[Dataset rows for apps and sites]
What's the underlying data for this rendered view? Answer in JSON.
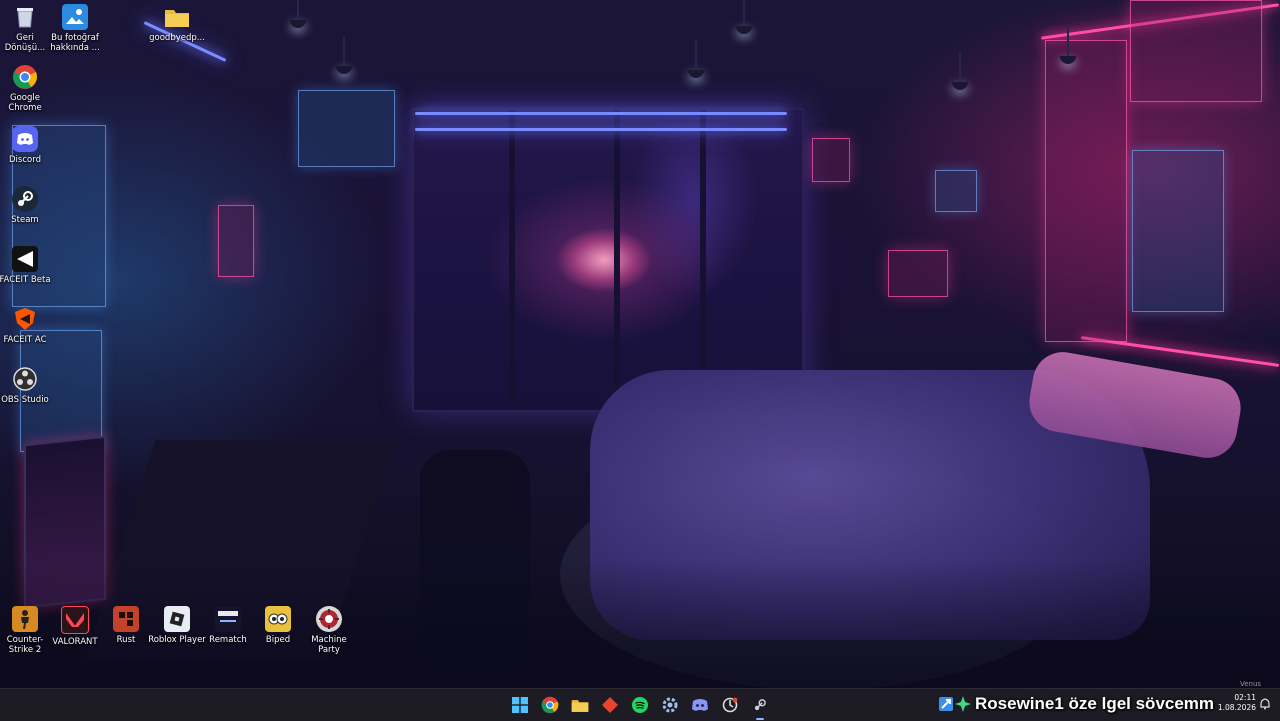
{
  "desktop": {
    "icons": [
      {
        "label": "Geri Dönüşü...",
        "icon": "recycle-bin-icon"
      },
      {
        "label": "Bu fotoğraf hakkında ...",
        "icon": "photo-info-icon"
      },
      {
        "label": "goodbyedp...",
        "icon": "folder-icon"
      },
      {
        "label": "Google Chrome",
        "icon": "chrome-icon"
      },
      {
        "label": "Discord",
        "icon": "discord-icon"
      },
      {
        "label": "Steam",
        "icon": "steam-icon"
      },
      {
        "label": "FACEIT Beta",
        "icon": "faceit-icon"
      },
      {
        "label": "FACEIT AC",
        "icon": "faceit-ac-icon"
      },
      {
        "label": "OBS Studio",
        "icon": "obs-icon"
      },
      {
        "label": "Counter-Strike 2",
        "icon": "cs2-icon"
      },
      {
        "label": "VALORANT",
        "icon": "valorant-icon"
      },
      {
        "label": "Rust",
        "icon": "rust-icon"
      },
      {
        "label": "Roblox Player",
        "icon": "roblox-icon"
      },
      {
        "label": "Rematch",
        "icon": "rematch-icon"
      },
      {
        "label": "Biped",
        "icon": "biped-icon"
      },
      {
        "label": "Machine Party",
        "icon": "machine-party-icon"
      }
    ],
    "corner_label": "Venus"
  },
  "taskbar": {
    "apps": [
      "start",
      "chrome",
      "file-explorer",
      "app-red",
      "spotify",
      "app-settings-gear",
      "discord",
      "app-circle",
      "steam"
    ],
    "overlay_text": "Rosewine1 öze lgel sövcemm",
    "time": "02:11",
    "date": "1.08.2026"
  },
  "colors": {
    "taskbar_bg": "#1d1c24",
    "neon_blue": "#7a8cff",
    "neon_pink": "#ff4fa8"
  }
}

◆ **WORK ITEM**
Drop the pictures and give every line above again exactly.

◆ **THE COMPLETED TASK**
What's the underlying data for this rendered view? Answer in JSON.
{
  "desktop": {
    "icons": [
      {
        "label": "Geri Dönüşü...",
        "icon": "recycle-bin-icon"
      },
      {
        "label": "Bu fotoğraf hakkında ...",
        "icon": "photo-info-icon"
      },
      {
        "label": "goodbyedp...",
        "icon": "folder-icon"
      },
      {
        "label": "Google Chrome",
        "icon": "chrome-icon"
      },
      {
        "label": "Discord",
        "icon": "discord-icon"
      },
      {
        "label": "Steam",
        "icon": "steam-icon"
      },
      {
        "label": "FACEIT Beta",
        "icon": "faceit-icon"
      },
      {
        "label": "FACEIT AC",
        "icon": "faceit-ac-icon"
      },
      {
        "label": "OBS Studio",
        "icon": "obs-icon"
      },
      {
        "label": "Counter-Strike 2",
        "icon": "cs2-icon"
      },
      {
        "label": "VALORANT",
        "icon": "valorant-icon"
      },
      {
        "label": "Rust",
        "icon": "rust-icon"
      },
      {
        "label": "Roblox Player",
        "icon": "roblox-icon"
      },
      {
        "label": "Rematch",
        "icon": "rematch-icon"
      },
      {
        "label": "Biped",
        "icon": "biped-icon"
      },
      {
        "label": "Machine Party",
        "icon": "machine-party-icon"
      }
    ],
    "corner_label": "Venus"
  },
  "taskbar": {
    "apps": [
      "start",
      "chrome",
      "file-explorer",
      "app-red",
      "spotify",
      "app-settings-gear",
      "discord",
      "app-circle",
      "steam"
    ],
    "overlay_text": "Rosewine1 öze lgel sövcemm",
    "time": "02:11",
    "date": "1.08.2026"
  },
  "colors": {
    "taskbar_bg": "#1d1c24",
    "neon_blue": "#7a8cff",
    "neon_pink": "#ff4fa8"
  }
}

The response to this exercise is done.